Task brief:
Note each line of the listing that contains the string "label", and copy it.

Input:
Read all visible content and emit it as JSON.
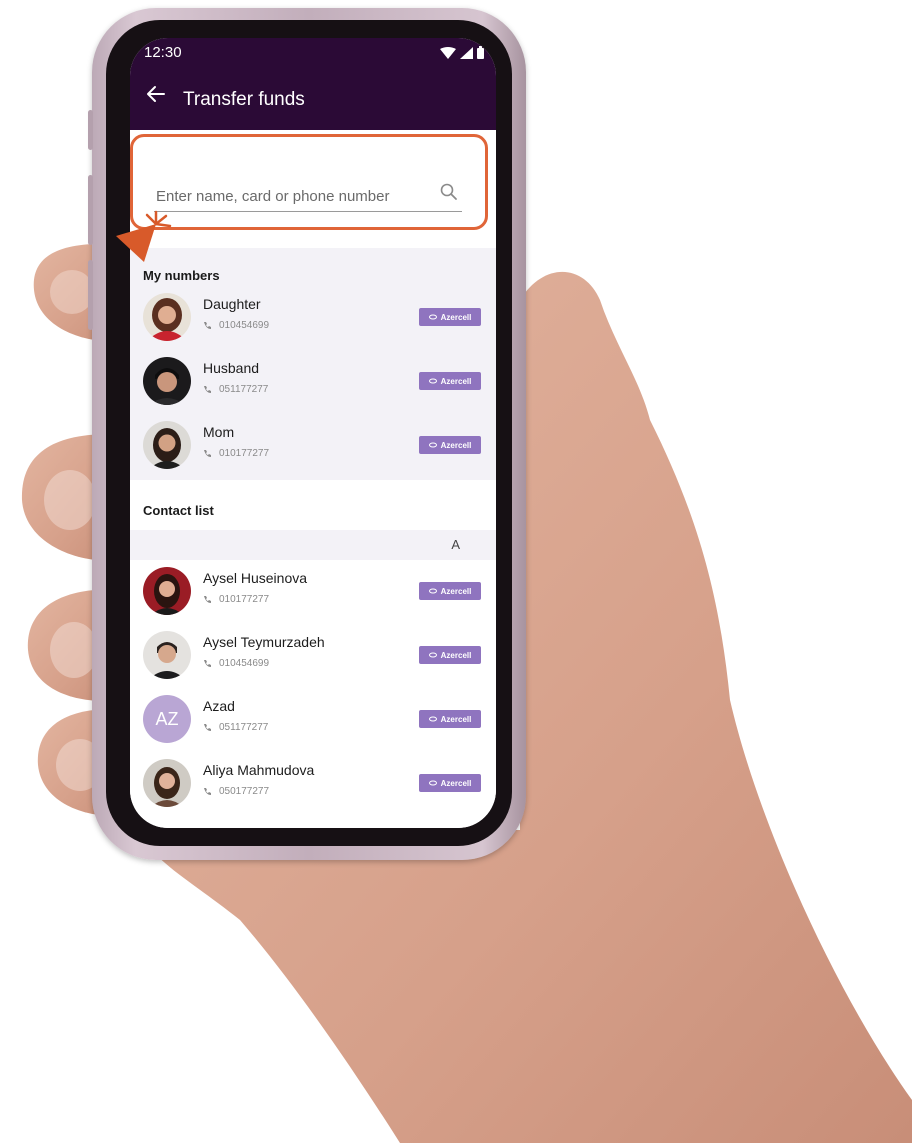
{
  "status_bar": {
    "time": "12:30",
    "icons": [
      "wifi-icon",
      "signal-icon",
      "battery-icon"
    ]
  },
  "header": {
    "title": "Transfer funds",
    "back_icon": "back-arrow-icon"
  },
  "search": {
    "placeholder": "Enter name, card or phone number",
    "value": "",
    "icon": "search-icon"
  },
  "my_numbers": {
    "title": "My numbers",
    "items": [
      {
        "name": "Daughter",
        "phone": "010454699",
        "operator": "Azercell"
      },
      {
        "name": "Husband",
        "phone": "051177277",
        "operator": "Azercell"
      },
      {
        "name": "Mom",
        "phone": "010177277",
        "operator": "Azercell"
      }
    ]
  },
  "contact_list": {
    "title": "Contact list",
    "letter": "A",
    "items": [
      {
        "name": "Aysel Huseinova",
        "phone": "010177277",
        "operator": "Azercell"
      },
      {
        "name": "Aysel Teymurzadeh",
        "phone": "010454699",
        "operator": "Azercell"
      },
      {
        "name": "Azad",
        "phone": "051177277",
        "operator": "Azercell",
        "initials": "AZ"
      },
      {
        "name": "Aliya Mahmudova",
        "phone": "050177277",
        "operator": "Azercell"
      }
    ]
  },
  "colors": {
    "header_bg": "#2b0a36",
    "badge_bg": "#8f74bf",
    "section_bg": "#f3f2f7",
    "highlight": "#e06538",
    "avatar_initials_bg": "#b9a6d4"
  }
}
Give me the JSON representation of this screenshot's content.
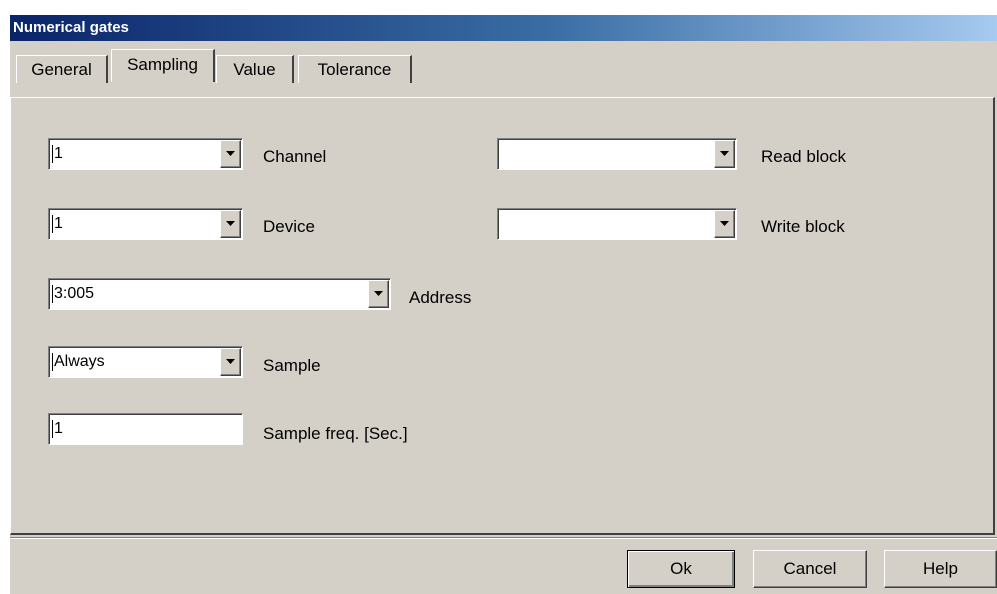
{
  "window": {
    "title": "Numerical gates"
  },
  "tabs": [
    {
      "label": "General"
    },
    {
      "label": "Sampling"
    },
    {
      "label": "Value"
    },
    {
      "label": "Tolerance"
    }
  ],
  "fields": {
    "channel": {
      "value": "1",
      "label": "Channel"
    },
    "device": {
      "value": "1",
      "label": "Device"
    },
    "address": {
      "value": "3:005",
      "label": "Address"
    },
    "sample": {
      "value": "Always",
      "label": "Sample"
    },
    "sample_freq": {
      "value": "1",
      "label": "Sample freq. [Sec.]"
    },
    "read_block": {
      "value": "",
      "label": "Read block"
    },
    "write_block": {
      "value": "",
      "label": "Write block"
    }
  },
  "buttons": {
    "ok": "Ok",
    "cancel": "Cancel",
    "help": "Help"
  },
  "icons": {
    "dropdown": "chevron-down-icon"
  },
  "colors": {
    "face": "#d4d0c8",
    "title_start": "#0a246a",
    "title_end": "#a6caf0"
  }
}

Exercise answer:
      "label": "General"
      "label": "Sampling"
      "label": "Value"
      "label": "Tolerance"
      "label": "Channel"
      "label": "Device"
      "label": "Address"
      "label": "Sample"
      "label": "Sample freq. [Sec.]"
      "label": "Read block"
      "label": "Write block"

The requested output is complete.